Hoeschen explained many people are skeptical of the mind/body connection. “I ask them to try this: close your eyes and think about a fresh lemon. See it on your kitchen counter. Now cut it in two. Pick up a piece of the lemon, feel it. See its juices. Smell its distinct fragrance. As you lift it slowly to your face, the aroma of lemon becomes stronger, more distinct. Open your eyes. It is likely that you are swallowing more right now. Your mouth has produced more saliva to dilute the strong acid in the lemon juice to protect your stomach lining. Your mind triggered this physical reaction in your body. The mind/body connection was real, the lemon was not,” she said.
Hoeschen stresses yoga is exercise and not a religion. “It invites a feeling of serenity that we think of as being of a quiet spiritual nature. Spirituality is not a religion. Yoga is based intellectually on Zen philosophy. Zen is not a religion. Zen is often confused with Buddism which is a religion, she added.
“Stress management, relaxation therapy, and creative visualization are all phrases from the ’90s that are being marketed to the public. Call it what you will, but it involves yoga. But what is often marketed as a yoga class turns out to be a physical fitness class. There’s a lot of confusion about what yoga is. I talked to someone who thought it was a dairy product (yogurt)!” Hoeschen said.

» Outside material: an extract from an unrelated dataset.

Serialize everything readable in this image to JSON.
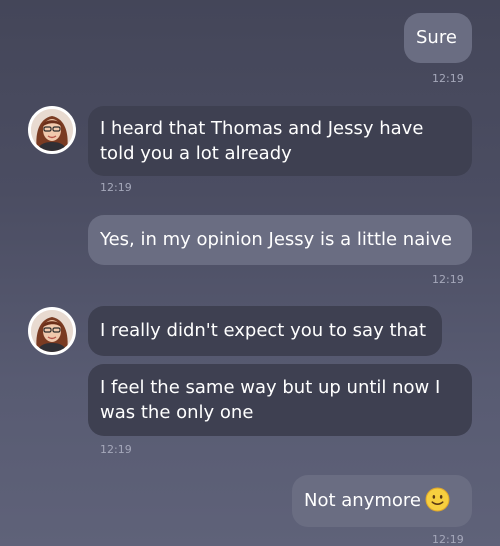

Various breathing techniques are presented and the classes conclude with a guided relaxation session.
Hoeschen said the class does anywhere from 20 to 25 postures, poses or movements and at least a dozen types of breathing techniques over the time period of the class.
“My personal teaching style is to further integrate yoga into my daily life. Many students don’t have the opportunity to fit an hour of yoga into an already busy day, so I offer suggestions for putting a layer of yoga on top of whatever they’re doing—talking on the phone, doing dishes, watching television or brushing their teeth.

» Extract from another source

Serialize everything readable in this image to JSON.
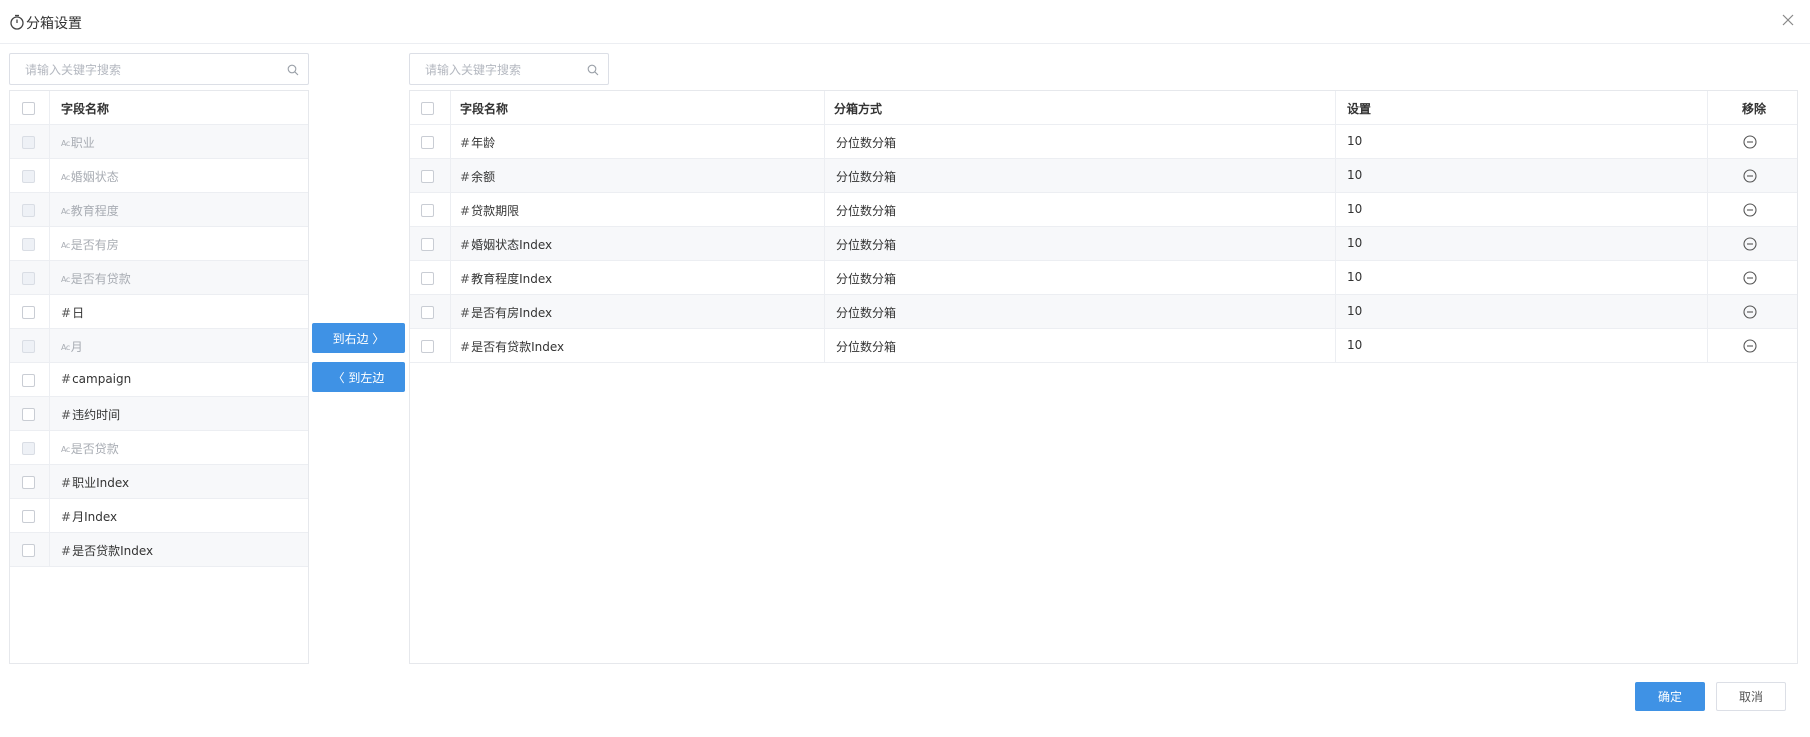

Hoeschen reported, one student came to her second yoga class saying the week before someone had tampered with her car during class. When she got in her car after class, the seat and mirrors were all out of adjustment. But the doors had been locked. Then it occurred to her that after one class of yoga, her posture had improved. She readjusted her seat and mirrors, and leaves them to remind her to drive with good posture. She has added a benefit of yoga to her daily routine whenever she drives.”
“Sometimes people are nervous when I say I meditate when I’m driving. A huge aspect of meditation is to be focused and attentive. Frankly, I’m alarmed to think there are people driving around who are not meditating!” Hoeschen added.

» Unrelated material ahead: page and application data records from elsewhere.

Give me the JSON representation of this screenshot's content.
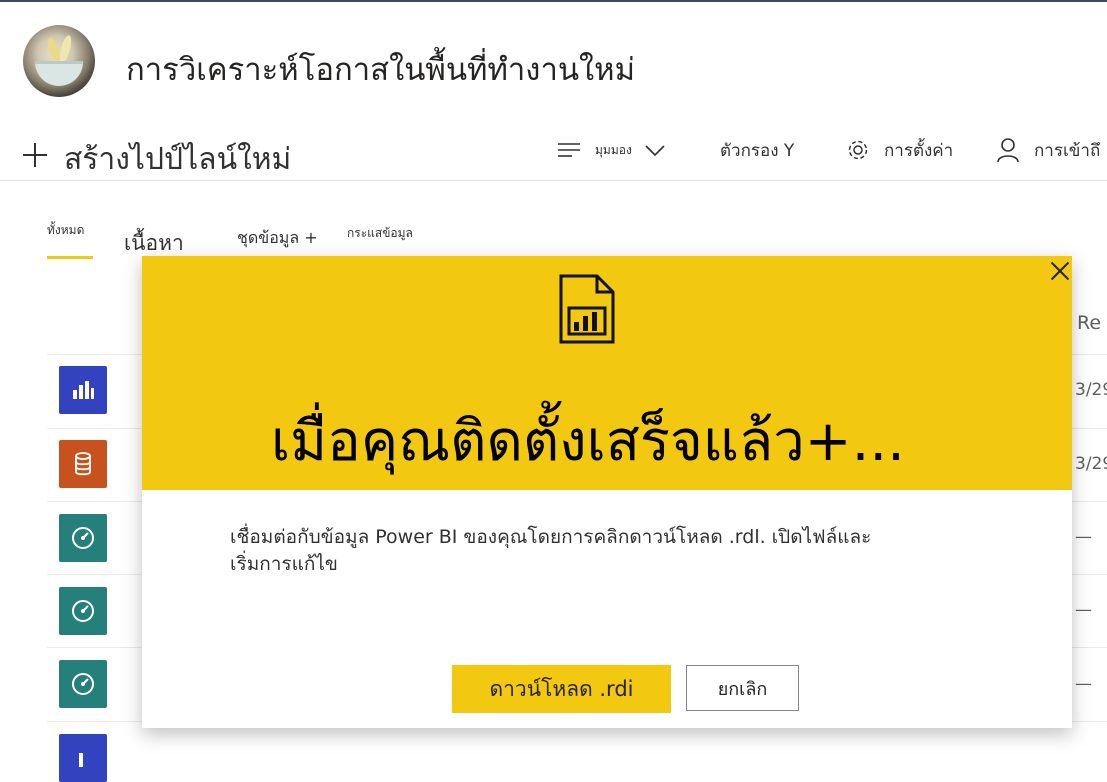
{
  "workspace": {
    "title": "การวิเคราะห์โอกาสในพื้นที่ทำงานใหม่"
  },
  "commandbar": {
    "new_pipeline": "สร้างไปป์ไลน์ใหม่",
    "view": "มุมมอง",
    "filter": "ตัวกรอง Y",
    "settings": "การตั้งค่า",
    "access": "การเข้าถึ"
  },
  "tabs": {
    "all": "ทั้งหมด",
    "content": "เนื้อหา",
    "datasets": "ชุดข้อมูล +",
    "dataflows": "กระแสข้อมูล"
  },
  "list": {
    "column_header": "Re",
    "rows": [
      {
        "icon": "report-icon",
        "color": "#3343c0",
        "value": "3/29"
      },
      {
        "icon": "dataset-icon",
        "color": "#c8521d",
        "value": "3/29"
      },
      {
        "icon": "dashboard-icon",
        "color": "#257f7a",
        "value": "—"
      },
      {
        "icon": "dashboard-icon",
        "color": "#257f7a",
        "value": "—"
      },
      {
        "icon": "dashboard-icon",
        "color": "#257f7a",
        "value": "—"
      },
      {
        "icon": "report-icon",
        "color": "#3343c0",
        "value": ""
      }
    ]
  },
  "dialog": {
    "title": "เมื่อคุณติดตั้งเสร็จแล้ว+...",
    "description_line1": "เชื่อมต่อกับข้อมูล Power BI ของคุณโดยการคลิกดาวน์โหลด .rdl. เปิดไฟล์และ",
    "description_line2": "เริ่มการแก้ไข",
    "download_button": "ดาวน์โหลด .rdi",
    "cancel_button": "ยกเลิก",
    "header_color": "#f2c811"
  }
}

Mary Janotta, class member, said she has always been curious about yoga and enjoys the class.
Laura Thompson said the breathing they practice in class is a lot like what she teaches in childbirth classes.
“I find the class different,” Phyllis Putzke said. “The yoga isn’t strenuous but yet it is exercise. I enjoy the relaxation techniques and find the class very soothing.”
“Yoga is so simple for the rewards we get,” she added. “It is an activity the whole family can do together. I appreciate the balance between mind and body and the interaction that helps a person release tension.”
“Through yoga I have learned and shared skills that are of personal benefit and useful in my daily living. Like so many other things in life, one keeps the things one can use and lets the other pass. I have chosen to keep the part of yoga that serves me,” concluded Hoeschen.
Return to Archives